The novel is about Etsuko, a Japanese woman living alone in England. In the not-too-distant past, her daughter Keiko has committed suicide by hanging herself. Her other daughter, Niki, who lives in London, has come for a visit and their relationship is distant and strained.
Much of the novel, however, is told in fragments of flashbacks to the time when Etsuko was first pregnant in Nagasaki, and made the acquaintance of an odd neighbor, Sachiko, and her even odder daughter, Mariko.
For much of the book, I was bored, putting it down and picking it up without any enthusiasm. But then quite abruptly the last couple of chapters throw the whole world into chaos.
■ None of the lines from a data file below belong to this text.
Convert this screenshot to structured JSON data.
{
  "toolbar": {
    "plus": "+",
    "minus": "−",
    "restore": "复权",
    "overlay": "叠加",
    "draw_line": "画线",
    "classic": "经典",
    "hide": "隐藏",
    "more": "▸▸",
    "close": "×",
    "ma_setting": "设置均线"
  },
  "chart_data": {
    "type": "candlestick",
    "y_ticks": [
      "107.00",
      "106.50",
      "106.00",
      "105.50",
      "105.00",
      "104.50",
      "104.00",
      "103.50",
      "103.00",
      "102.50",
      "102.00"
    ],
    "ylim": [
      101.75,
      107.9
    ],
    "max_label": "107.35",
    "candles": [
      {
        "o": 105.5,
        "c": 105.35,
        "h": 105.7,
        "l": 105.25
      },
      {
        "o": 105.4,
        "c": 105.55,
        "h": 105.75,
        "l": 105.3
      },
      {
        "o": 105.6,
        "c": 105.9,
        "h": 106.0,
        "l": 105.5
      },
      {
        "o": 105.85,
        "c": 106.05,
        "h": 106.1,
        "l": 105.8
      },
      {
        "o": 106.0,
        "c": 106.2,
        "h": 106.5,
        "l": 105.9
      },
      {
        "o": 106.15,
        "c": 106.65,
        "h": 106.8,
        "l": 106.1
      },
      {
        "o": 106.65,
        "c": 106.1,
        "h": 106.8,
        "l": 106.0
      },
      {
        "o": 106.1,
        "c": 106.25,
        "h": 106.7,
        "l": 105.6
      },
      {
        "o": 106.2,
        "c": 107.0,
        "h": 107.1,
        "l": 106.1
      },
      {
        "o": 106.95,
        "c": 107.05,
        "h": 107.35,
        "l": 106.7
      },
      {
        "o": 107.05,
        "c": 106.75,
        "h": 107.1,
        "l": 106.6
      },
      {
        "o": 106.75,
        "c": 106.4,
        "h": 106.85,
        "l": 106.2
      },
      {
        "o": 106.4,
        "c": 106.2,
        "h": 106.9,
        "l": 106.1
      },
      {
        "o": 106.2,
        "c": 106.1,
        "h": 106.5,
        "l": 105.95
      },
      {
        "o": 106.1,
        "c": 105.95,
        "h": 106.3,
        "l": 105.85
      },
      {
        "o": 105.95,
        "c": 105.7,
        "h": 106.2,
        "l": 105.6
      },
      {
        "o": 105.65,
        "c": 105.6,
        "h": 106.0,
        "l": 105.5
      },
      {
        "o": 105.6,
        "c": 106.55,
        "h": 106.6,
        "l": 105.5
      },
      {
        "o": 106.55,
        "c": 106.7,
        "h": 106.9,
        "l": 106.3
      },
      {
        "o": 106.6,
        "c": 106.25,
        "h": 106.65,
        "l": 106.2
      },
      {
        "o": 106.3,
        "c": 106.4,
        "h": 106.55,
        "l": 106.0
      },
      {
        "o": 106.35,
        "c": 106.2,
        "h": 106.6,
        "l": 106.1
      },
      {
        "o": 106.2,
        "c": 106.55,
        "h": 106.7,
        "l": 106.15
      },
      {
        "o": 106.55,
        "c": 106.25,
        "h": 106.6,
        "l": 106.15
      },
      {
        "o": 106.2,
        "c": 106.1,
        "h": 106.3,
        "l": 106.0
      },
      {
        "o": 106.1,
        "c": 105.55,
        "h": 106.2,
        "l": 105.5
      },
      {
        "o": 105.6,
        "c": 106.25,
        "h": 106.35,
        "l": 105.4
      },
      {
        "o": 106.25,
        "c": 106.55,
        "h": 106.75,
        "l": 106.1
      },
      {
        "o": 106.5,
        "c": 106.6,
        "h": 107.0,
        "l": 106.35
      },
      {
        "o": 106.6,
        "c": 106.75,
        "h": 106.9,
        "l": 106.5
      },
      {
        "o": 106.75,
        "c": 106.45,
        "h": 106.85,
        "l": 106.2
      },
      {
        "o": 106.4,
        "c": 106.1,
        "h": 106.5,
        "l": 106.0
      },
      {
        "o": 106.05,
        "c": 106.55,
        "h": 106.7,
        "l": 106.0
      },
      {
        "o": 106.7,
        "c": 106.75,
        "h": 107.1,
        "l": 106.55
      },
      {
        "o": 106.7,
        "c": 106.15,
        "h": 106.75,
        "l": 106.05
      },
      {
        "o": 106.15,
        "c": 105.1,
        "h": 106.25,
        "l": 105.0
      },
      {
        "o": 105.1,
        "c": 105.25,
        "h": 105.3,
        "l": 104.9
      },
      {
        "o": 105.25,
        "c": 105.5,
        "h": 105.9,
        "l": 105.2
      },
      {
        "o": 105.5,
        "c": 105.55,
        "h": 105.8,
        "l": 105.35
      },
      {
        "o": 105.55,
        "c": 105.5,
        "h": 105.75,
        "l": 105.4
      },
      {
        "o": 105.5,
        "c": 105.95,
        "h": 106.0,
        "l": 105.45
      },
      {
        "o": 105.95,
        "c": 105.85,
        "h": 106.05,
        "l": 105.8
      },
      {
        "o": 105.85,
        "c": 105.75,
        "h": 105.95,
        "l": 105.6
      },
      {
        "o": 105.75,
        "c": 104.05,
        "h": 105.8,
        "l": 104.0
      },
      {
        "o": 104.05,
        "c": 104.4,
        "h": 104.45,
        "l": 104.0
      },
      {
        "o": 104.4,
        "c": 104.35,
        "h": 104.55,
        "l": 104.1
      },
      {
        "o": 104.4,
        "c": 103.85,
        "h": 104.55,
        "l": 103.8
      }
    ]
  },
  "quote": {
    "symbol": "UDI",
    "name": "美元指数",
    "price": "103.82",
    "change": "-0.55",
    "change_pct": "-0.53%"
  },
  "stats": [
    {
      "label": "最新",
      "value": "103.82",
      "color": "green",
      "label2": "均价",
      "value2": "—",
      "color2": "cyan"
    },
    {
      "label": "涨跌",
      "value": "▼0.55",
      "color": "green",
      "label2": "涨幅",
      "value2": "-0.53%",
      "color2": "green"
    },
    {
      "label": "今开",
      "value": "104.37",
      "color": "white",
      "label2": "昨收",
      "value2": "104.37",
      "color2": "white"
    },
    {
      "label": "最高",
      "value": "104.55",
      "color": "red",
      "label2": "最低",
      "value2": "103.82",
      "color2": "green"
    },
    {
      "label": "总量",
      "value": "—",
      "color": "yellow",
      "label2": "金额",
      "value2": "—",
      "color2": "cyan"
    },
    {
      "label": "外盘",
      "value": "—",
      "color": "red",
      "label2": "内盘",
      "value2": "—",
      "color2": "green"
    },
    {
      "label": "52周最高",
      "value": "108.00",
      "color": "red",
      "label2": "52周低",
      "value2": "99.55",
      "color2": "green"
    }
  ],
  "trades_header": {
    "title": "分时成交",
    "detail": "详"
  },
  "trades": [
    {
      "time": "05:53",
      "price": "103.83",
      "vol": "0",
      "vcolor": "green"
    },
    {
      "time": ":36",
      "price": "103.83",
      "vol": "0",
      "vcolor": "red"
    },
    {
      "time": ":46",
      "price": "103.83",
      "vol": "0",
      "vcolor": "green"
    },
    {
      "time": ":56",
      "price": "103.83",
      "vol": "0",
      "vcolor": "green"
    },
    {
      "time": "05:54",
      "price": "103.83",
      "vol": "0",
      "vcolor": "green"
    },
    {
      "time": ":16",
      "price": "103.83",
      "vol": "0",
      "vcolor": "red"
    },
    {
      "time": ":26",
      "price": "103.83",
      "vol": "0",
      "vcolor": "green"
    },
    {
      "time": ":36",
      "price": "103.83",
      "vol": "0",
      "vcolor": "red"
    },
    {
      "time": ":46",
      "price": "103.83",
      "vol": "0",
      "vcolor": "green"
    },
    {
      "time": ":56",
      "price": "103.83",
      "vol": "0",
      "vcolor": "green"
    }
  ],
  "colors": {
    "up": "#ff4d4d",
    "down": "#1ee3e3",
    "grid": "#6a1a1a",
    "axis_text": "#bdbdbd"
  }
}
If you’ve read this, I need your help piecing it together, please.
Is Etsuko really Sachiko? Toward the end she speaks with Mariko as if she were, in fact, her mother and about to take her to America. Does that make Keiko Mariko? The appearance of ropes and the premonition of a girl hanging make this plausible if the narrator’s mentally ill and her narrative is confused.
Or perhaps even more bizarre a possibility, is Etsuko the child murderer who has been keeping Nagasaki in a panic? Which means the girl hanging in her vision might actually have been Mariko. Several times Mariko seems genuinely frightened of Etsuko, who otherwise seems as non-frightening as one can be. But when Etsuko finds her late at night and Mariko keeps asking her why she has a rope, it certainly raises the possibility.
Did Keiko (Mariko?) actually kill herself, or was she murdered by Etsuko / Sachiko? This is one of those books where the author has left so much unclear that we can never know with certainty. This won’t be a favorite of mine, but it’s an interesting beginning for my long-term tour of all of Ishiguro’s novels.